SPIRIT OF THE MONTH

December 2004

Our Lady of Guadalupe

 

Our Lady of Guadalupe II © Aris Dervis

© Aris Dervis 2004

Our Lady of Guadalupe

Feast Day December 12

The following excerpt is from the exceptional book Novena by Barbara Calamari and Sandra Di Pasqua.

Our Lady of Guadalupe represents one of the most kindly and motherly aspects of Mary. Our Lady of Guadalupe should be invoked whenever we need a nonjudgmental force of love in our lives. Just ten years after the Spanish conquest of Mexico, this apparition occurred on the hill where a temple to the Aztec corn and earth goddess, Tonantzin, once stood. The name Tonantzin means "Our Mother". It seems she did not appear to give warnings or dire predictions to humanity, but rather to show herself as a merciful mother figure, ready to assist in any request.

On December 9, 1531 a Mexican Indian peasant named Juan Diego was walking through the countryside of what is now Mexico City. From the top of the hill a beautiful woman called out to him asking, "Am I not your mother?" She then said she wanted a church to be built upon the land upon which she stood. She sent him off to make a request to the bishop. Upon hearing Juan's story, the bishop instructed him to obtain a sign to prove that this was truly an apparition of Mary. Juan, returning to the site, found the woman waiting for him. Again, she told him that she urgently desired a church to be built to bear witness to her love, compassion, help and protection. She wanted the world to know that she was a merciful mother to all. She instructed Juan to gather roses among the nearby rocks for the bishop. Since it was winter, not a season when roses bloomed, he was surprised to find them growing where she told him to look. After gathering the roses in his peasant's cloak, he presented them to Mary, who arranged them; then he took them back to the bishop. As Juan unwrapped his cloak, and the roses fell out, the bishop was stunned. The roses uncovered an elaborate portrait of the Virgin Mary imprinted on the cloak.

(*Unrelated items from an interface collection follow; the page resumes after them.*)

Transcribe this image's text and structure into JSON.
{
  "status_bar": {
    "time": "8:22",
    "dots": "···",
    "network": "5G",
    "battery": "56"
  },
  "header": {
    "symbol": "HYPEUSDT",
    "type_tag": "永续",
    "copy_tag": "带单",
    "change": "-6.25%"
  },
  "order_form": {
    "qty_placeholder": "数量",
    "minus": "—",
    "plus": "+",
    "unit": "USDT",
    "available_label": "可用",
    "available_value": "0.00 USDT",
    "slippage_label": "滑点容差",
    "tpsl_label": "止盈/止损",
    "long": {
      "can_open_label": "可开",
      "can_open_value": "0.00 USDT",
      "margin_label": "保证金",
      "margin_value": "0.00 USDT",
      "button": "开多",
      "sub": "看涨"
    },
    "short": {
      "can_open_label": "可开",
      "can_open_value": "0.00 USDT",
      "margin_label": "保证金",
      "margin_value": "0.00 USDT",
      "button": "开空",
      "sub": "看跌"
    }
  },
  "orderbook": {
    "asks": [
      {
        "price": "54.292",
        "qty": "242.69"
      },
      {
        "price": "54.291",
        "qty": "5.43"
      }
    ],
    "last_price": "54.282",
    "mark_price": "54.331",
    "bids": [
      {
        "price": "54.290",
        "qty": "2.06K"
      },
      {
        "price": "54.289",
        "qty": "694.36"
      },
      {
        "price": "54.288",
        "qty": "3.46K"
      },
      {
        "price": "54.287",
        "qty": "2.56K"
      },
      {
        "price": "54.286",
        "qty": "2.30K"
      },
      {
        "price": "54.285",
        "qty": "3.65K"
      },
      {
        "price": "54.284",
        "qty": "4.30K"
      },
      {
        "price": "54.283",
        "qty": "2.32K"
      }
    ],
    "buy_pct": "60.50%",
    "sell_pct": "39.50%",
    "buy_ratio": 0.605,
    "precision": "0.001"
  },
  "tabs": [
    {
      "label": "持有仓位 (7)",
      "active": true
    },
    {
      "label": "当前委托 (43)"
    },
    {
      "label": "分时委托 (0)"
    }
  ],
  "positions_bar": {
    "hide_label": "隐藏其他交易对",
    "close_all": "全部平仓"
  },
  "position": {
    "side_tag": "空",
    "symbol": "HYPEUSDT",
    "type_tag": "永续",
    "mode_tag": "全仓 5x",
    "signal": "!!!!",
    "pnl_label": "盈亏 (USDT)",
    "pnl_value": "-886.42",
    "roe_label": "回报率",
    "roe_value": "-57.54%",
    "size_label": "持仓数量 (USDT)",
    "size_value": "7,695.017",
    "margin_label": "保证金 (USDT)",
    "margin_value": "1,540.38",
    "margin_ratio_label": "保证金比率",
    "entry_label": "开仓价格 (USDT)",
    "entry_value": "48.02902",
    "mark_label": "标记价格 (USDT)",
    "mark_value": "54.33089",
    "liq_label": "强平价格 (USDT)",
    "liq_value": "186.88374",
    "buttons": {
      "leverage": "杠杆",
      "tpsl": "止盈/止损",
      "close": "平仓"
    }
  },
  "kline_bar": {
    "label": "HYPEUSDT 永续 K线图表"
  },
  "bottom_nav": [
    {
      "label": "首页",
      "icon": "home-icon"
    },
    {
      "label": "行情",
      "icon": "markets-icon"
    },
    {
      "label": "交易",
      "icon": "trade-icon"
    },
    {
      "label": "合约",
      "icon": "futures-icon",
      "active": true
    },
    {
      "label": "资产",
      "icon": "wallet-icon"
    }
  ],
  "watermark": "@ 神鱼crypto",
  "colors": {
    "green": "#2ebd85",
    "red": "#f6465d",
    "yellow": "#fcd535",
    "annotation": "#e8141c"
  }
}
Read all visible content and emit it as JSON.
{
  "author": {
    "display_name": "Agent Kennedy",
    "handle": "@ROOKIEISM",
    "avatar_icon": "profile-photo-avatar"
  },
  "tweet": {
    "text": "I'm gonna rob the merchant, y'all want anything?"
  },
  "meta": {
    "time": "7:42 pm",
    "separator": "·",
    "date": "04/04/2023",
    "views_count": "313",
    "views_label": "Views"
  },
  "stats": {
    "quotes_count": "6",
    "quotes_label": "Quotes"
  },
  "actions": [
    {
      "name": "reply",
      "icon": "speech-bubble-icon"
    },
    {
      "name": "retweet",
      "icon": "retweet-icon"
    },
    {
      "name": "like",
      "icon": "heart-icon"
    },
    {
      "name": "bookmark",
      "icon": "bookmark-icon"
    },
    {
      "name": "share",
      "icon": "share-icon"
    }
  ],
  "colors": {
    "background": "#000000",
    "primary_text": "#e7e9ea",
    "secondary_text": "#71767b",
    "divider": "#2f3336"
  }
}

This image still exists and is visited by hundreds of thousands of pilgrims each year. A basilica in Mexico City was erected to house it, thus fulfilling the Virgin's request for a church.

We dedicate this shrine to the memory of Paula Wahrhaftig, who left us in December 1997.
A contemporary heroine, of unquestionable bravery, she fled Nazi Germany, took refuge in Cuba, and settled in New York City. She left her imprint on them all. Her role as a mother is unparalleled.

In honor of the roses we offer this recipe for Rose Liqueur.
From Hazel Evans, author of The Herb Basket: An Illustrated Companion to Herbs.

3 cups rose petals
1 strip lemon rind
1 liter brandy, vodka, or rum
1 1/2 c. sugar

Choose roses that have not been sprayed with insecticides or polluted by exhaust fumes.
Rinse and carefully dry the petals if they are dusty.
Put the petals and the lemon rind in a wide mouthed screwtop jar.
Cover with the liquor, seal, and leave in a cool place for 28 days, shaking occasionally.
Add the sugar, and leave for 14 days, shaking well once or twice a day, so that the sugar is dissolved.
Strain off the petals and discard them.
Decant the liquor into a sterilized bottle.
Seat tightly and leave to mature for at least a month in a cool dark place before using.